__WHAT NEEDS TO BE DONE__
What you produce should match the records below precisely, except that images are removed.

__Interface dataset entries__
■ ■ ■

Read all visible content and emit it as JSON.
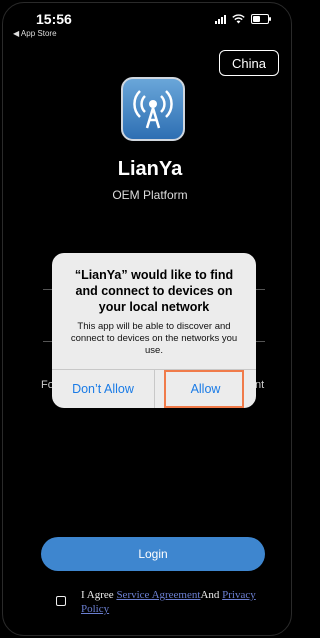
{
  "status_bar": {
    "time": "15:56",
    "back_app": "◀ App Store"
  },
  "header": {
    "region_button": "China"
  },
  "app": {
    "name": "LianYa",
    "subtitle": "OEM Platform"
  },
  "background": {
    "left_partial": "Fo",
    "right_partial": "nt"
  },
  "alert": {
    "title": "“LianYa” would like to find and connect to devices on your local network",
    "message": "This app will be able to discover and connect to devices on the networks you use.",
    "deny_label": "Don’t Allow",
    "allow_label": "Allow"
  },
  "login": {
    "label": "Login"
  },
  "agreement": {
    "prefix": "I Agree ",
    "service_link": "Service Agreement",
    "middle": "And ",
    "privacy_link": "Privacy Policy"
  },
  "colors": {
    "accent": "#3e86cf",
    "alert_button": "#1a7be6",
    "highlight": "#f07b4a"
  }
}
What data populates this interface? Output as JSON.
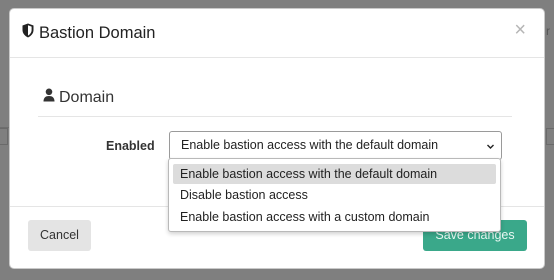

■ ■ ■

__EXERCISE ANSWER__
Read all visible content and emit it as JSON.
{
  "status_bar": {
    "time": "15:56",
    "back_app": "◀ App Store"
  },
  "header": {
    "region_button": "China"
  },
  "app": {
    "name": "LianYa",
    "subtitle": "OEM Platform"
  },
  "background": {
    "left_partial": "Fo",
    "right_partial": "nt"
  },
  "alert": {
    "title": "“LianYa” would like to find and connect to devices on your local network",
    "message": "This app will be able to discover and connect to devices on the networks you use.",
    "deny_label": "Don’t Allow",
    "allow_label": "Allow"
  },
  "login": {
    "label": "Login"
  },
  "agreement": {
    "prefix": "I Agree ",
    "service_link": "Service Agreement",
    "middle": "And ",
    "privacy_link": "Privacy Policy"
  },
  "colors": {
    "accent": "#3e86cf",
    "alert_button": "#1a7be6",
    "highlight": "#f07b4a"
  }
}
What data populates this interface? Output as JSON.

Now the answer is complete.